BEGIN Exercise material

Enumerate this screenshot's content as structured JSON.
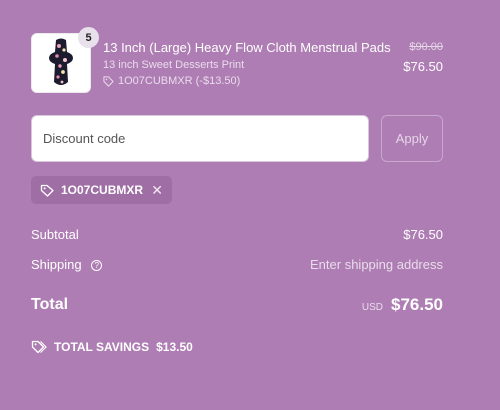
{
  "product": {
    "quantity": "5",
    "name": "13 Inch (Large) Heavy Flow Cloth Menstrual Pads",
    "variant": "13 inch Sweet Desserts Print",
    "discount_tag": "1O07CUBMXR (-$13.50)",
    "compare_price": "$90.00",
    "price": "$76.50",
    "image_icon": "pad-thumbnail"
  },
  "discount": {
    "placeholder": "Discount code",
    "value": "",
    "apply_label": "Apply",
    "applied_code": "1O07CUBMXR"
  },
  "summary": {
    "subtotal_label": "Subtotal",
    "subtotal_value": "$76.50",
    "shipping_label": "Shipping",
    "shipping_value": "Enter shipping address",
    "total_label": "Total",
    "currency": "USD",
    "total_value": "$76.50",
    "savings_label": "TOTAL SAVINGS",
    "savings_value": "$13.50"
  },
  "colors": {
    "background": "#ae7db3",
    "chip": "#9e6ea4"
  }
}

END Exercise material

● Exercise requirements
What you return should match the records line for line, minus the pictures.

● Written solution
Enumerate this screenshot's content as structured JSON.
{
  "product": {
    "quantity": "5",
    "name": "13 Inch (Large) Heavy Flow Cloth Menstrual Pads",
    "variant": "13 inch Sweet Desserts Print",
    "discount_tag": "1O07CUBMXR (-$13.50)",
    "compare_price": "$90.00",
    "price": "$76.50",
    "image_icon": "pad-thumbnail"
  },
  "discount": {
    "placeholder": "Discount code",
    "value": "",
    "apply_label": "Apply",
    "applied_code": "1O07CUBMXR"
  },
  "summary": {
    "subtotal_label": "Subtotal",
    "subtotal_value": "$76.50",
    "shipping_label": "Shipping",
    "shipping_value": "Enter shipping address",
    "total_label": "Total",
    "currency": "USD",
    "total_value": "$76.50",
    "savings_label": "TOTAL SAVINGS",
    "savings_value": "$13.50"
  },
  "colors": {
    "background": "#ae7db3",
    "chip": "#9e6ea4"
  }
}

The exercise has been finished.